The ancient city of Ambowa now known as Ambika Kalna located on the west bank of the Bhagirathi river in Purba Bardhaman district has some of the most unique and beautiful temples built in the various styles of architecture typical to Bengal. Chala, rekha, ratna, mancha and plain roofed temples are scattered across Kalna built by the various dynasties who ruled over Burdwan.
It was during the reign of Maharaja Kirti Chand Rai of the Bardhaman Raj that Ambowa came to be called Ambikanagar derived from the name of the presiding deity Ambika who had been worshipped for centuries by the people of the city. The most iconic temples seen today in Ambika Kalna were built by the Bardhaman Raj in the 18th – 19th century. According to the locals, stone was very difficult to procure and so the artisans used the clay from the river bank to make bricks. They then made terracotta panels and tiles to adorn these baked bricks and embellished them with human figures, animals, floral motifs, geometric patterns, hunting scenes, scenes from social life and stories from the Ramayana, Mahabharat, Puranas and Hindu scriptures.
Lalji Mandir, one of the oldest temples built by Maharaja Kirti Chand Rai for his mother Braja Kishori Devi is housed in the Rajbari complex opposite Nava Kailash. This architectural marvel was built in 1739 CE in the rare Panchabingshati (Twenty-five pinnacles or peaks) style. There are only five such temples left in West Bengal of which three are seen in Kalna (Lalji Temple, Krishna Chandraji Temple and Gopalji Temple) and the other two are Sridhar Temple in Sonamukhi in Bankura district and Ananda Bhairavi Temple in Sukharia village in Hooghly district.
Legend has it that Braja Kishori Devi who was very pious and devout lady had a lovely idol of Radha Devi that she used to worship. One time, on the auspicious occasion of Poush Sankranti, she went to bathe in the holy Bhagirathi river. There were many saintly persons and sadhus who had come to take a dip in the river. She heard the mellifluous voice of a small boy while walking back after finishing her ablutions. She looked around to find only the sadhus seated nearby.

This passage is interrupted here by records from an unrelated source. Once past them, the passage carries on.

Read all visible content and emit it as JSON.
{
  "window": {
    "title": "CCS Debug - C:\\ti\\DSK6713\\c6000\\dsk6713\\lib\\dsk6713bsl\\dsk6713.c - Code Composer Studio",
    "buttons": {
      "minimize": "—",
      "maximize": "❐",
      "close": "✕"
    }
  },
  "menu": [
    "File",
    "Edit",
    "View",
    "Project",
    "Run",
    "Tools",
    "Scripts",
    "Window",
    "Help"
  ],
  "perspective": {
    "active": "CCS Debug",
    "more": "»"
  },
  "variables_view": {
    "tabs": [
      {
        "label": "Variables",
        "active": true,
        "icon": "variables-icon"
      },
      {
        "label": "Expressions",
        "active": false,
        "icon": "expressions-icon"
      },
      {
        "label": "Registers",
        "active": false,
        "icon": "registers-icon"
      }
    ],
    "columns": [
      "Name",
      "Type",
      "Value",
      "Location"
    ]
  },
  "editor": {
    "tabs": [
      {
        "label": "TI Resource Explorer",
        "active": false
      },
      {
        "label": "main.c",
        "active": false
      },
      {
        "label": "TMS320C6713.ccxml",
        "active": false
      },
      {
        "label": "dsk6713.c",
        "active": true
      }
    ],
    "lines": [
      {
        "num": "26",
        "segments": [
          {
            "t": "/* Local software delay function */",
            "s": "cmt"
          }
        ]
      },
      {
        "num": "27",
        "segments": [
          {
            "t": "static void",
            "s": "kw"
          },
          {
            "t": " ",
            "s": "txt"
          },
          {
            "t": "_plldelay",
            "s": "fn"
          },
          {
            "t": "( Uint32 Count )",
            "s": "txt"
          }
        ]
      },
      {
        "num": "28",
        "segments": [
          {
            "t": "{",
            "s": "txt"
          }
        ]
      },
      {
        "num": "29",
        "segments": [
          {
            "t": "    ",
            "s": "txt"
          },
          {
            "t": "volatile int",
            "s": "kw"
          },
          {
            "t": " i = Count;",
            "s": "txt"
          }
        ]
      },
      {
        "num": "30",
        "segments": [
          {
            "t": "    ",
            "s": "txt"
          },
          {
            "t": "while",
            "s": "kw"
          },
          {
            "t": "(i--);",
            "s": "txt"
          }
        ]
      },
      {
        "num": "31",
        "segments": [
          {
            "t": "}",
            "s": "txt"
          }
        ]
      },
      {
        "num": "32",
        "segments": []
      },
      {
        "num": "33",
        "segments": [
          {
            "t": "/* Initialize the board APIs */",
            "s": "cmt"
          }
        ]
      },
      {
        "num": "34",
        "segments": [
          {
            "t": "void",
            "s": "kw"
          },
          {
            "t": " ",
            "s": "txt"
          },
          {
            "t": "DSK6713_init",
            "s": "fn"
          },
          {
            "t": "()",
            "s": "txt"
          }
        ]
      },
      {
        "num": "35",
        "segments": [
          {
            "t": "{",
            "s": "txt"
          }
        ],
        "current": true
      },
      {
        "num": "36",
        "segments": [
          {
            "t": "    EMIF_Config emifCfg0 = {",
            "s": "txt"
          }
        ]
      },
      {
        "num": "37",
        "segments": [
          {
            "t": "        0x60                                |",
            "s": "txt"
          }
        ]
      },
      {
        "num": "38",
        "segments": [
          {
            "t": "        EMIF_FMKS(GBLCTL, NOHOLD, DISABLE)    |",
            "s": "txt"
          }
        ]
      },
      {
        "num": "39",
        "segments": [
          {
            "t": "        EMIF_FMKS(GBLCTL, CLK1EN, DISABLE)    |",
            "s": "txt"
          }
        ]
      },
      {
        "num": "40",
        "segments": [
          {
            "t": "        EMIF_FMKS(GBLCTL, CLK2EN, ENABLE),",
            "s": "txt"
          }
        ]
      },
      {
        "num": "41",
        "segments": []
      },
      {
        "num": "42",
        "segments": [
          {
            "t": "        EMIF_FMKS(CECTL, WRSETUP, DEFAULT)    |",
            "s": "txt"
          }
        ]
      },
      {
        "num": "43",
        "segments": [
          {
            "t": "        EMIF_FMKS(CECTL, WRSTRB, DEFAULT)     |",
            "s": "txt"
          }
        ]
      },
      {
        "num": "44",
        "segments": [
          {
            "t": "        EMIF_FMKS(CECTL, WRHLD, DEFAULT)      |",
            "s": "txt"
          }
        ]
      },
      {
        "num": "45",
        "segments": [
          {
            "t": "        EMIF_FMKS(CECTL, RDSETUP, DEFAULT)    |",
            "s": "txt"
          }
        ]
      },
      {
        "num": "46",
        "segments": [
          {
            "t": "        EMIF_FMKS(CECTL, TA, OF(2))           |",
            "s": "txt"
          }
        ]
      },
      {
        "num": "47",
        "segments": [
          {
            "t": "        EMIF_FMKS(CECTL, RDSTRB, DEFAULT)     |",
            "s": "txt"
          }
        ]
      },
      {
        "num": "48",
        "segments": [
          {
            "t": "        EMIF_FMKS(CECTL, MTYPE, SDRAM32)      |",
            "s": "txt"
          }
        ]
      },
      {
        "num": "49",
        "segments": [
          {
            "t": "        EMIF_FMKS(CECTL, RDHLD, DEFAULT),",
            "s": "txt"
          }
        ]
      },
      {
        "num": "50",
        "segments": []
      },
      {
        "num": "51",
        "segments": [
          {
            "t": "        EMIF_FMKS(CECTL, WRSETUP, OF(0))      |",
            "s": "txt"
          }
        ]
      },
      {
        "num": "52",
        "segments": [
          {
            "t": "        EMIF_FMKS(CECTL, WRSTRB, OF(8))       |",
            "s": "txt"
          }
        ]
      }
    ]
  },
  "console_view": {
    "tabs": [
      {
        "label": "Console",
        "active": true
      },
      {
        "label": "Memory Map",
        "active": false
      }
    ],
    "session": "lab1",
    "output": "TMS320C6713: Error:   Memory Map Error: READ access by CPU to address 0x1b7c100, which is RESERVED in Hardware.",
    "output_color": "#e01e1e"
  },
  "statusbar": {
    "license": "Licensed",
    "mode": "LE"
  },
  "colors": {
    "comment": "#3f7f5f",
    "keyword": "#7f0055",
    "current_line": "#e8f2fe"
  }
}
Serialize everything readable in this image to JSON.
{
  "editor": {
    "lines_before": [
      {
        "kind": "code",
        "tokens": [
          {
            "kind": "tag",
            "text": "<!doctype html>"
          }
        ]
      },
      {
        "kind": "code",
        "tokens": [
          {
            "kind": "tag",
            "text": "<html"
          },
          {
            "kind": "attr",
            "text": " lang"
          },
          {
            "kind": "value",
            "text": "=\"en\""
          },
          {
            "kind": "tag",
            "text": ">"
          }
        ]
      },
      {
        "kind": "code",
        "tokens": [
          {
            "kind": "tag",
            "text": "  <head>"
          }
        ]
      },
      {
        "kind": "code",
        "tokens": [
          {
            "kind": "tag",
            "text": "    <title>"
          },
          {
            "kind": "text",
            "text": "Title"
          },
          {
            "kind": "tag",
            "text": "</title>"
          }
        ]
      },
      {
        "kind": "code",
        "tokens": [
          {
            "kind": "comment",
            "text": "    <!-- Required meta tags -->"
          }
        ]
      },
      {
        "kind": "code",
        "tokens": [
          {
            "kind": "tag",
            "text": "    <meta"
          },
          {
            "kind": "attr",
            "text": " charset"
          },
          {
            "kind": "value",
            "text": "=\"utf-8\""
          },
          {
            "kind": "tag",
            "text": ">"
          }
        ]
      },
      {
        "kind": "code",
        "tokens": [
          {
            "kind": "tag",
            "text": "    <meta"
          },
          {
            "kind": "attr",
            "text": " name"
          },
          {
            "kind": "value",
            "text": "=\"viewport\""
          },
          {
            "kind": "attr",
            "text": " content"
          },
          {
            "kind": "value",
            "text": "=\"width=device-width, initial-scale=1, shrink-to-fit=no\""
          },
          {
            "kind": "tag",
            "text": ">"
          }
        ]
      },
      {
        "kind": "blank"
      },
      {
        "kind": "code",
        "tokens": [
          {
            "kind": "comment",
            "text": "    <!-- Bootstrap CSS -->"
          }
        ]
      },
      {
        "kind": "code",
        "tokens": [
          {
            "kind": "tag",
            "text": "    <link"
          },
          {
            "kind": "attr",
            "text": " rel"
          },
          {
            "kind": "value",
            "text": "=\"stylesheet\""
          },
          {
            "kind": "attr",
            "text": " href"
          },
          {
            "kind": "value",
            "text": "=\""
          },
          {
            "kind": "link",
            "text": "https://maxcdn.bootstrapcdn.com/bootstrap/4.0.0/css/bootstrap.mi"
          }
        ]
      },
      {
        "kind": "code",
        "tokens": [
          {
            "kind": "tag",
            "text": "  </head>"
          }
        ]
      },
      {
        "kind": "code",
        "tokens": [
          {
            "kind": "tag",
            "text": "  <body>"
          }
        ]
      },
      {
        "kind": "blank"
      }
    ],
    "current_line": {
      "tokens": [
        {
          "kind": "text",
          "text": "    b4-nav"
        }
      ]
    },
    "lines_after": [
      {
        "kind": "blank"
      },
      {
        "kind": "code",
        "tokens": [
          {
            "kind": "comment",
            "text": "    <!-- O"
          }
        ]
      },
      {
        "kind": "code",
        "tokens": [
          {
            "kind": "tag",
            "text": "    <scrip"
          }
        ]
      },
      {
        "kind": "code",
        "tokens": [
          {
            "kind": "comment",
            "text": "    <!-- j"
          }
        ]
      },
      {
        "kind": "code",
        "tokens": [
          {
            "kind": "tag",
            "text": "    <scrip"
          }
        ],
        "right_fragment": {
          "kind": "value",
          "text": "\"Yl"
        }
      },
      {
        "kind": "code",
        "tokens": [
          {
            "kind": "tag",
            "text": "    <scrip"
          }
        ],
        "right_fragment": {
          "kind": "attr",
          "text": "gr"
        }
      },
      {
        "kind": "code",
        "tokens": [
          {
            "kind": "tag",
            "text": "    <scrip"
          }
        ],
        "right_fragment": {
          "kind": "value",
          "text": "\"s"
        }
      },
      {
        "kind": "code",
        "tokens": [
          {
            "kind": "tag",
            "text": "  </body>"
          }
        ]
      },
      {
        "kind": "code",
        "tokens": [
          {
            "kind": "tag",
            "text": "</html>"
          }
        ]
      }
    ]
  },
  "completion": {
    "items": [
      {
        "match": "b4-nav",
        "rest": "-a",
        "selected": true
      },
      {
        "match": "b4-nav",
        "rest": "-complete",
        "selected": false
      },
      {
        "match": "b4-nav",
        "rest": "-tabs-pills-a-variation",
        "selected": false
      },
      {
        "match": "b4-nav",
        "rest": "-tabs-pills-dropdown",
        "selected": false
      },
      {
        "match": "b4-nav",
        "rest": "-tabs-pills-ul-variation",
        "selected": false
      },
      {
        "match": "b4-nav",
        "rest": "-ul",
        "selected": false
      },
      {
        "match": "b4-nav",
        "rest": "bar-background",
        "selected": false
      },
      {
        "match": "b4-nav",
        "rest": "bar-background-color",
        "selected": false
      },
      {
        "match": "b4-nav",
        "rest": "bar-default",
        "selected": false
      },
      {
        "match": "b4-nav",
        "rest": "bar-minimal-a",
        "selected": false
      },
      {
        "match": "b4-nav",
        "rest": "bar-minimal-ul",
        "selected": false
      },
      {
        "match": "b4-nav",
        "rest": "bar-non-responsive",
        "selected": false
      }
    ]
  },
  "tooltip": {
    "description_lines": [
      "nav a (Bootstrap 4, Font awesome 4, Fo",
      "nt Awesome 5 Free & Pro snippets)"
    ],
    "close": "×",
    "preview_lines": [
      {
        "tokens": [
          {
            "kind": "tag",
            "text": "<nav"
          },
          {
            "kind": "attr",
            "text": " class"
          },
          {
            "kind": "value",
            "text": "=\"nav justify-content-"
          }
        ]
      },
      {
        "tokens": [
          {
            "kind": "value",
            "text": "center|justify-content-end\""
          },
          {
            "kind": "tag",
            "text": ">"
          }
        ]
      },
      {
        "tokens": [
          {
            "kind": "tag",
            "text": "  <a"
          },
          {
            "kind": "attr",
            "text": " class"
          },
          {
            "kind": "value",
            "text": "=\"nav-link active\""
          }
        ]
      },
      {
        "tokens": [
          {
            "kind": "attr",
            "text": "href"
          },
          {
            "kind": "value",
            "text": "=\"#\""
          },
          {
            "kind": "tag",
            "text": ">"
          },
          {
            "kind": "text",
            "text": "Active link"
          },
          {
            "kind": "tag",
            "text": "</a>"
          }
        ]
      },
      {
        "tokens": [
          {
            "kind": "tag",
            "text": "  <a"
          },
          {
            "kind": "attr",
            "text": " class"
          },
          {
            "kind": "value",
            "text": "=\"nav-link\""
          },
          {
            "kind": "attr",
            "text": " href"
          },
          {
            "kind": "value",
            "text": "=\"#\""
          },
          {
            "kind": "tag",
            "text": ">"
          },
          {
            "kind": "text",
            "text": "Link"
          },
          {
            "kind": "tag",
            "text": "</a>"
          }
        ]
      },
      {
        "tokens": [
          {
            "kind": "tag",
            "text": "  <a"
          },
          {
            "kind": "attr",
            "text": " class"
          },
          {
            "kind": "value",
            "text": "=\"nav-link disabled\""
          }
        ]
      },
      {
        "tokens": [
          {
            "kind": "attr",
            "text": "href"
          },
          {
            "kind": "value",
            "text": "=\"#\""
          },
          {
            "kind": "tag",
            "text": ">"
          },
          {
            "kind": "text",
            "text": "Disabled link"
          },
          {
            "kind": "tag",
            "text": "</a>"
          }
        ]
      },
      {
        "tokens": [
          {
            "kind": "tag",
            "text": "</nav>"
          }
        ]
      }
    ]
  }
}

Wondering from where this sweet voice manifested, Rajmata entered the tent to find a lone sadhu sitting inside. She asked him where the little boy was whose voice she had heard. The sadhu said that he did not know what Rajmata was saying and that he only had an idol of Lord Krishna with him. Surmising quickly that the Lord had spoken to her, Rajmata asked for the idol of Lord Krishna. The sadhu was horrified on hearing this request and refused to part with his beloved Lord.
Rajamata then told the sadhu that she wished to conduct the marriage of his Lord Krishna with her Radha Devi to which the sadhu agreed. The divine marriage was conducted in the presence of the sadhu who came to be called Lalji. Lalji stayed back at Ambika Kalna to worship Radha Krishna daily and breathed his last here. This temple came to be called Lalji after him.
This temple along with Girigorbardhana Temple is in a separate enclosure in the Rajbari complex. There are three horse statues hanging over the entrance of the enclosure. The horse is considered to be the insignia of the Bardhaman Raj. The temple premises has a 15 feet high enclosure wall. The main part of the temple is seated on a raised platform. The north wall of the temple is about 21 feet high and south wall is about 18 feet high.
The Panchabingshati (Twenty-five pinnacles or peaks) are divided into four storeys or steps. The first step has four corners of the roof forming the first floor of the temple – twelve peaks. There are eight peaks in the octagonal second floor, four peaks at the four corners on the roof of the third floor and finally a single peak at the very top (12 + 8 + 4 + 1). The south side of the temple which forms the entrance has the jagmohan and the natmandir. The natmandir is about 30 feet by 14 feet and has been built at the level of the ground in the typical char chala roof style. There are five entrances on each side and three in the front.
There is a verandah to the east and west of the temple. There is a wooden door on the east side that leads you inside the temple. There is bright yellow Garuda that faces the deities. To the right of the sanctum sanctorum is a staircase that allows you to go to the terrace of the temple.
The visually pleasing terracotta panels seen on all the walls have intricately detailed flowers, Shiva Linga, scenes of Lanka Yudh, Goddess Durga, Dakshinakali, Balagopala, Jagadhatri Devi, Krishna Leela, scenes of British with their cavalry, horsemen and figures of huntsmen placed one on top the other in a repetitive manner to name a few and the curious ‘death plaque’ called Mrityulata or death creeper found on the corners of the temple walls. There are stunning panels of elephants with floral designs on the roof of the temple. Many of the panels depict scenes from the Ramayana, Mahabharat and Puranas.
This historically and spiritually significant temple is an architectural masterpiece and was commemorated on stamp by India Post. People come in large numbers on the auspicious occasion of Krishna Janmashtami to offer their prayers.
Written by Lakshmi Subramanian
* Photos are only symbolic (Taken from public domain/internet and any copyright infringement is unintentional and regrettable)